_What to do:_ The required result is every line of the records that includes "icon".

(Dataset rows for apps and sites)
◇ ◇ ◇

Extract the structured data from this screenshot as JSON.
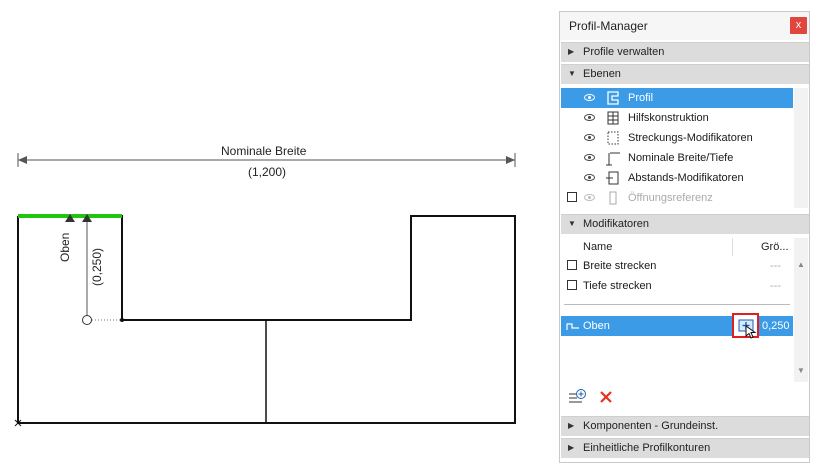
{
  "drawing": {
    "dimension_label": "Nominale Breite",
    "dimension_value": "(1,200)",
    "offset_label": "Oben",
    "offset_value": "(0,250)"
  },
  "panel": {
    "title": "Profil-Manager",
    "close_symbol": "x",
    "sections": {
      "profile_verwalten": "Profile verwalten",
      "ebenen": "Ebenen",
      "modifikatoren": "Modifikatoren",
      "komponenten": "Komponenten - Grundeinst.",
      "einheitliche": "Einheitliche Profilkonturen"
    },
    "layers": [
      {
        "label": "Profil",
        "icon": "profile-shape-icon",
        "selected": true
      },
      {
        "label": "Hilfskonstruktion",
        "icon": "grid-construction-icon",
        "selected": false
      },
      {
        "label": "Streckungs-Modifikatoren",
        "icon": "stretch-modifier-icon",
        "selected": false
      },
      {
        "label": "Nominale Breite/Tiefe",
        "icon": "nominal-dimension-icon",
        "selected": false
      },
      {
        "label": "Abstands-Modifikatoren",
        "icon": "offset-modifier-icon",
        "selected": false
      },
      {
        "label": "Öffnungsreferenz",
        "icon": "opening-reference-icon",
        "selected": false
      }
    ],
    "modifier_columns": {
      "name": "Name",
      "size": "Grö..."
    },
    "modifiers": [
      {
        "label": "Breite strecken",
        "value": "---"
      },
      {
        "label": "Tiefe strecken",
        "value": "---"
      }
    ],
    "offset_modifier": {
      "label": "Oben",
      "value": "0,250"
    }
  },
  "colors": {
    "selection": "#3b9be6",
    "close": "#e0463e",
    "highlight_edge": "#22c40f",
    "delete": "#e8321d"
  }
}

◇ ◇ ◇

_Exercise output:_
        "icon": "profile-shape-icon",
        "icon": "grid-construction-icon",
        "icon": "stretch-modifier-icon",
        "icon": "nominal-dimension-icon",
        "icon": "offset-modifier-icon",
        "icon": "opening-reference-icon",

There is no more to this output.